::: DATA LISTING :::
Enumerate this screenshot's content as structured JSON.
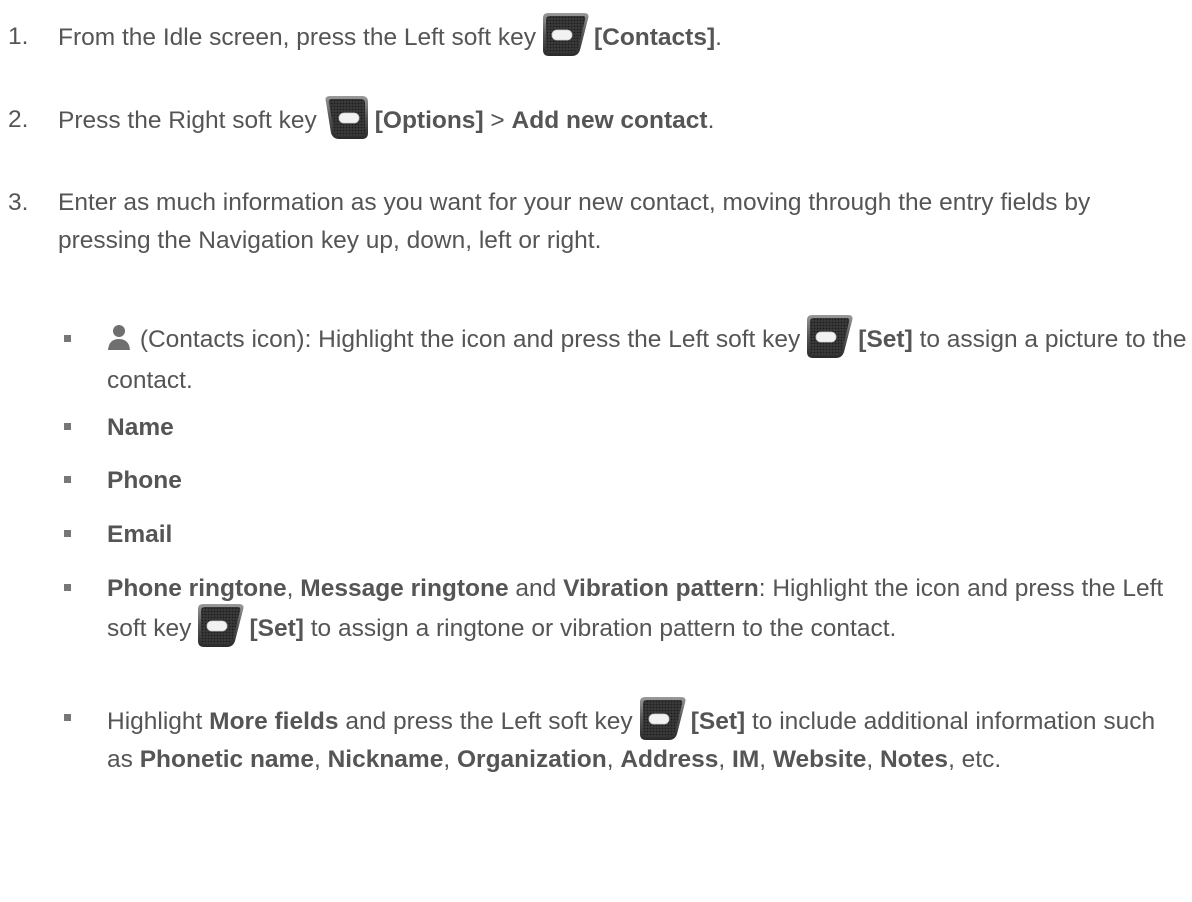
{
  "steps": [
    {
      "number": "1.",
      "before": "From the Idle screen, press the Left soft key",
      "key_label": "[Contacts]",
      "after": "."
    },
    {
      "number": "2.",
      "before": "Press the Right soft key",
      "key_label": "[Options]",
      "sep": ">",
      "menu_item": "Add new contact",
      "after": "."
    },
    {
      "number": "3.",
      "text": "Enter as much information as you want for your new contact, moving through the entry fields by pressing the Navigation key up, down, left or right."
    }
  ],
  "bullets": {
    "contacts_icon": {
      "label": "(Contacts icon): Highlight the icon and press the Left soft key",
      "key_label": "[Set]",
      "after": "to assign a picture to the contact."
    },
    "name": "Name",
    "phone": "Phone",
    "email": "Email",
    "ringtone": {
      "phone_ringtone": "Phone ringtone",
      "comma": ",",
      "message_ringtone": "Message ringtone",
      "and": "and",
      "vibration_pattern": "Vibration pattern",
      "middle": ": Highlight the icon and press the Left soft key",
      "key_label": "[Set]",
      "after": "to assign a ringtone or vibration pattern to the contact."
    },
    "more_fields": {
      "highlight": "Highlight",
      "more_fields": "More fields",
      "middle": "and press the Left soft key",
      "key_label": "[Set]",
      "after": "to include additional information such as",
      "items": [
        "Phonetic name",
        "Nickname",
        "Organization",
        "Address",
        "IM",
        "Website",
        "Notes"
      ],
      "sep": ",",
      "etc": ", etc."
    }
  },
  "icons": {
    "left_soft_key": "left-soft-key-icon",
    "right_soft_key": "right-soft-key-icon",
    "contacts": "person-icon"
  }
}
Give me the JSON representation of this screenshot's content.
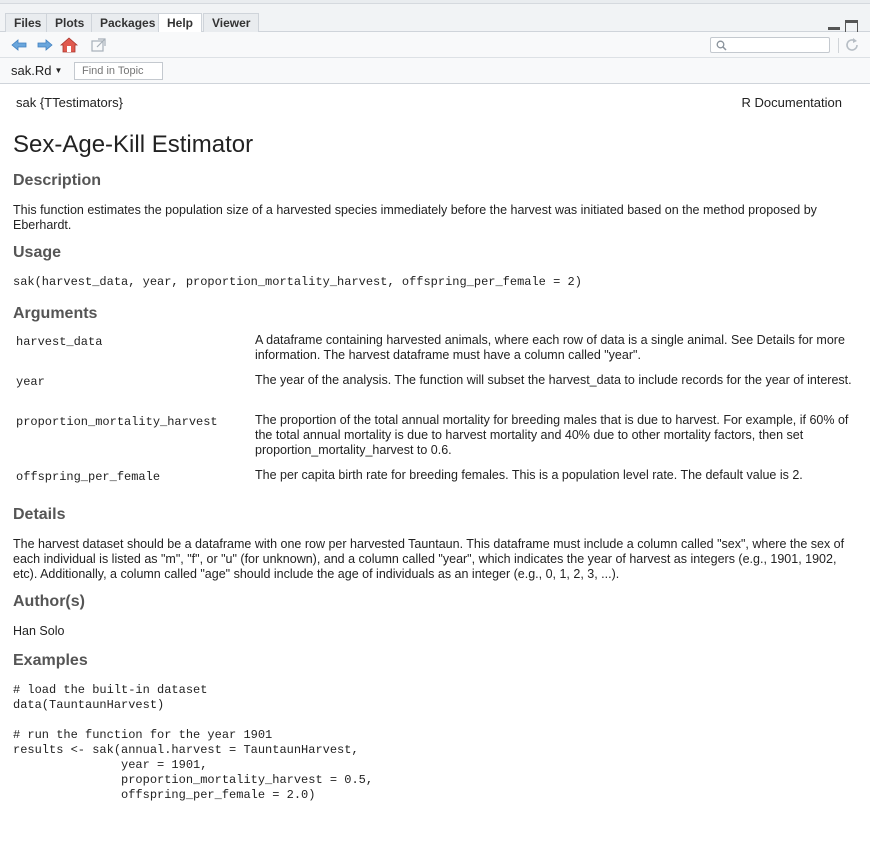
{
  "tabs": [
    {
      "label": "Files"
    },
    {
      "label": "Plots"
    },
    {
      "label": "Packages"
    },
    {
      "label": "Help"
    },
    {
      "label": "Viewer"
    }
  ],
  "toolbar": {
    "search_value": ""
  },
  "toolbar2": {
    "topic": "sak.Rd",
    "find_placeholder": "Find in Topic"
  },
  "doc": {
    "header_left": "sak {TTestimators}",
    "header_right": "R Documentation",
    "title": "Sex-Age-Kill Estimator",
    "sections": {
      "description_heading": "Description",
      "description_text": "This function estimates the population size of a harvested species immediately before the harvest was initiated based on the method proposed by Eberhardt.",
      "usage_heading": "Usage",
      "usage_code": "sak(harvest_data, year, proportion_mortality_harvest, offspring_per_female = 2)",
      "arguments_heading": "Arguments",
      "arguments": [
        {
          "name": "harvest_data",
          "desc": "A dataframe containing harvested animals, where each row of data is a single animal. See Details for more information. The harvest dataframe must have a column called \"year\"."
        },
        {
          "name": "year",
          "desc": "The year of the analysis. The function will subset the harvest_data to include records for the year of interest."
        },
        {
          "name": "proportion_mortality_harvest",
          "desc": "The proportion of the total annual mortality for breeding males that is due to harvest. For example, if 60% of the total annual mortality is due to harvest mortality and 40% due to other mortality factors, then set proportion_mortality_harvest to 0.6."
        },
        {
          "name": "offspring_per_female",
          "desc": "The per capita birth rate for breeding females. This is a population level rate. The default value is 2."
        }
      ],
      "details_heading": "Details",
      "details_text": "The harvest dataset should be a dataframe with one row per harvested Tauntaun. This dataframe must include a column called \"sex\", where the sex of each individual is listed as \"m\", \"f\", or \"u\" (for unknown), and a column called \"year\", which indicates the year of harvest as integers (e.g., 1901, 1902, etc). Additionally, a column called \"age\" should include the age of individuals as an integer (e.g., 0, 1, 2, 3, ...).",
      "authors_heading": "Author(s)",
      "authors_text": "Han Solo",
      "examples_heading": "Examples",
      "examples_code": "# load the built-in dataset\ndata(TauntaunHarvest)\n\n# run the function for the year 1901\nresults <- sak(annual.harvest = TauntaunHarvest,\n               year = 1901,\n               proportion_mortality_harvest = 0.5,\n               offspring_per_female = 2.0)"
    }
  },
  "icons": {
    "back": "back-arrow-icon",
    "forward": "forward-arrow-icon",
    "home": "home-icon",
    "popout": "popout-window-icon",
    "search": "search-icon",
    "refresh": "refresh-icon"
  },
  "colors": {
    "arrow_blue": "#5b9bd5",
    "home_red": "#d9534f",
    "heading_gray": "#555555"
  }
}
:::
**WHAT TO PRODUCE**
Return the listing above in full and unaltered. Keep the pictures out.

**PROBLEM SOLUTION**
Enumerate this screenshot's content as structured JSON.
{
  "steps": [
    {
      "number": "1.",
      "before": "From the Idle screen, press the Left soft key",
      "key_label": "[Contacts]",
      "after": "."
    },
    {
      "number": "2.",
      "before": "Press the Right soft key",
      "key_label": "[Options]",
      "sep": ">",
      "menu_item": "Add new contact",
      "after": "."
    },
    {
      "number": "3.",
      "text": "Enter as much information as you want for your new contact, moving through the entry fields by pressing the Navigation key up, down, left or right."
    }
  ],
  "bullets": {
    "contacts_icon": {
      "label": "(Contacts icon): Highlight the icon and press the Left soft key",
      "key_label": "[Set]",
      "after": "to assign a picture to the contact."
    },
    "name": "Name",
    "phone": "Phone",
    "email": "Email",
    "ringtone": {
      "phone_ringtone": "Phone ringtone",
      "comma": ",",
      "message_ringtone": "Message ringtone",
      "and": "and",
      "vibration_pattern": "Vibration pattern",
      "middle": ": Highlight the icon and press the Left soft key",
      "key_label": "[Set]",
      "after": "to assign a ringtone or vibration pattern to the contact."
    },
    "more_fields": {
      "highlight": "Highlight",
      "more_fields": "More fields",
      "middle": "and press the Left soft key",
      "key_label": "[Set]",
      "after": "to include additional information such as",
      "items": [
        "Phonetic name",
        "Nickname",
        "Organization",
        "Address",
        "IM",
        "Website",
        "Notes"
      ],
      "sep": ",",
      "etc": ", etc."
    }
  },
  "icons": {
    "left_soft_key": "left-soft-key-icon",
    "right_soft_key": "right-soft-key-icon",
    "contacts": "person-icon"
  }
}
Give me the JSON representation of this screenshot's content.
{
  "tabs": [
    {
      "label": "Files"
    },
    {
      "label": "Plots"
    },
    {
      "label": "Packages"
    },
    {
      "label": "Help"
    },
    {
      "label": "Viewer"
    }
  ],
  "toolbar": {
    "search_value": ""
  },
  "toolbar2": {
    "topic": "sak.Rd",
    "find_placeholder": "Find in Topic"
  },
  "doc": {
    "header_left": "sak {TTestimators}",
    "header_right": "R Documentation",
    "title": "Sex-Age-Kill Estimator",
    "sections": {
      "description_heading": "Description",
      "description_text": "This function estimates the population size of a harvested species immediately before the harvest was initiated based on the method proposed by Eberhardt.",
      "usage_heading": "Usage",
      "usage_code": "sak(harvest_data, year, proportion_mortality_harvest, offspring_per_female = 2)",
      "arguments_heading": "Arguments",
      "arguments": [
        {
          "name": "harvest_data",
          "desc": "A dataframe containing harvested animals, where each row of data is a single animal. See Details for more information. The harvest dataframe must have a column called \"year\"."
        },
        {
          "name": "year",
          "desc": "The year of the analysis. The function will subset the harvest_data to include records for the year of interest."
        },
        {
          "name": "proportion_mortality_harvest",
          "desc": "The proportion of the total annual mortality for breeding males that is due to harvest. For example, if 60% of the total annual mortality is due to harvest mortality and 40% due to other mortality factors, then set proportion_mortality_harvest to 0.6."
        },
        {
          "name": "offspring_per_female",
          "desc": "The per capita birth rate for breeding females. This is a population level rate. The default value is 2."
        }
      ],
      "details_heading": "Details",
      "details_text": "The harvest dataset should be a dataframe with one row per harvested Tauntaun. This dataframe must include a column called \"sex\", where the sex of each individual is listed as \"m\", \"f\", or \"u\" (for unknown), and a column called \"year\", which indicates the year of harvest as integers (e.g., 1901, 1902, etc). Additionally, a column called \"age\" should include the age of individuals as an integer (e.g., 0, 1, 2, 3, ...).",
      "authors_heading": "Author(s)",
      "authors_text": "Han Solo",
      "examples_heading": "Examples",
      "examples_code": "# load the built-in dataset\ndata(TauntaunHarvest)\n\n# run the function for the year 1901\nresults <- sak(annual.harvest = TauntaunHarvest,\n               year = 1901,\n               proportion_mortality_harvest = 0.5,\n               offspring_per_female = 2.0)"
    }
  },
  "icons": {
    "back": "back-arrow-icon",
    "forward": "forward-arrow-icon",
    "home": "home-icon",
    "popout": "popout-window-icon",
    "search": "search-icon",
    "refresh": "refresh-icon"
  },
  "colors": {
    "arrow_blue": "#5b9bd5",
    "home_red": "#d9534f",
    "heading_gray": "#555555"
  }
}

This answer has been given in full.